To listen to this post in French, click below
I can’t resist sharing this bit of pleasure with you. My blog was mentioned in the Wall Street Journal
on June 26th. As I am not a subscriber, I would never have known if it were not for Steve Garfield
who was kind enough to mention it to me and to send me a copy of the article
Just finished reading Ronni’s great post: Elder Feminist Bloggers and the interesting comments it elicited.
Elder, certainly, blogger, probably, feminist? I probably called myself that when younger, but not any longer, I think. Being almost 62, I belong to the generation of women which Ronni calls a transitional generation.
Yes, what people expected from women when I was young was to see them marry, have children and care for them.
BUT, my father, probably a feminist before the term had been coined always told me that a woman had to be able to fend for herself. That she shouldn’t depend on her husband, and he certainly encouraged me as much as he could to get a job and be independent. He was probably quite aware that his mother, who had no job, had been all alone to take care of her children when her husband left her.
Then I was in my last year of highschool in an all-girl highschool, I remember our Maths teacher asking us what we were going to do when we graduated and only a handful of us talked about getting a job. It turned out that most of them did get a job, but it was not what they had in mind at the time. Their heads were full of romance, getting married, having children and living happily ever after.
I couldn’t even imagine myself married or having children. When I thought of my future, I thought of myself as some kind of Simone de Beauvoir, or Alexandra David-Neel, women who were role models to me. I would probably have loved to see myself as Marie Curie, had I not been hopeless at sciences.
But married, certainly not! And children intimidated me and I thought of babies as awful crawling little pieces. There were even times when I thought I was slightly unbalanced in that respect 😉 Maybe I was.
Anyway, I did get a job, became a teacher –the last thing I ever wanted to do, but as soon as I started teaching, I loved it.
Just the same, I did get married, loved it and loved having a baby, when my daughter was born.
My generation was lucky enough to surf in the period just between the Pill and AIDS, so our life was pretty easy in that respect. And like a lot of women in my time, I marched, petitioned for women’s right to contraception, abortion, career etc. We paved the way for our daughters to have an easier life, but so did a lot of men, including my husband. I always wanted to be WITH men, not against them, as long as they were for women’s equality of rights.

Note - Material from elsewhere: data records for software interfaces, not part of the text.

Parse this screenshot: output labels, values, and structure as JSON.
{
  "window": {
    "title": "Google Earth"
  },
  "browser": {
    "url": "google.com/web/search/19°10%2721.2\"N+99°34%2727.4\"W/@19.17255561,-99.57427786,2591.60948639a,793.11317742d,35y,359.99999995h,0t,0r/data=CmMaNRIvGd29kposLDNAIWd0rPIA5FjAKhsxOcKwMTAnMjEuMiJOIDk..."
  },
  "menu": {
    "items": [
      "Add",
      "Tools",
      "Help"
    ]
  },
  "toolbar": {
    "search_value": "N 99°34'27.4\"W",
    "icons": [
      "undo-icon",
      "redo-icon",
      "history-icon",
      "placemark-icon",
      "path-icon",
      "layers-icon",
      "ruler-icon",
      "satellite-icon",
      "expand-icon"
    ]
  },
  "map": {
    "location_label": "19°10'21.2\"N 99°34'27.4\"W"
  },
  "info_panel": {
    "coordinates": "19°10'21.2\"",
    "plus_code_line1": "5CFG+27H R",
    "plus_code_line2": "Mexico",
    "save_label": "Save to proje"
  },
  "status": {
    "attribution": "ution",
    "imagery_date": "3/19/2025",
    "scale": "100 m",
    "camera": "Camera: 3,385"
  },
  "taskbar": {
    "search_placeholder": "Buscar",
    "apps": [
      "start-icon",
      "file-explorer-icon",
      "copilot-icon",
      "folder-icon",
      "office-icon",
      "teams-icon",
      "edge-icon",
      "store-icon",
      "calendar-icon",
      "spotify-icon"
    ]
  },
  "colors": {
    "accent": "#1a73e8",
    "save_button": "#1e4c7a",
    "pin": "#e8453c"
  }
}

We are far, in this country, from having achieved equality of treatment. Edith Cresson, our only woman Prime Minister ever, was quite ill-treated by the press and her fellow politicians, when she was appointed. Even the Wikipedia article I pointed to, looked pretty mysogynistic to me. In the 21st century, French society still suffers from deeply-rooted mysogyny.
Enough rambling. I definitely hate mysoginy and mysoginistic people, be they men or women, but will not call myself an elder feminist blogger. Just an elder woman blogger.
Like every other post on this blog, all the code used was taught to me by Meg at MandarinDesign who sadly passed away and who I already miss a lot.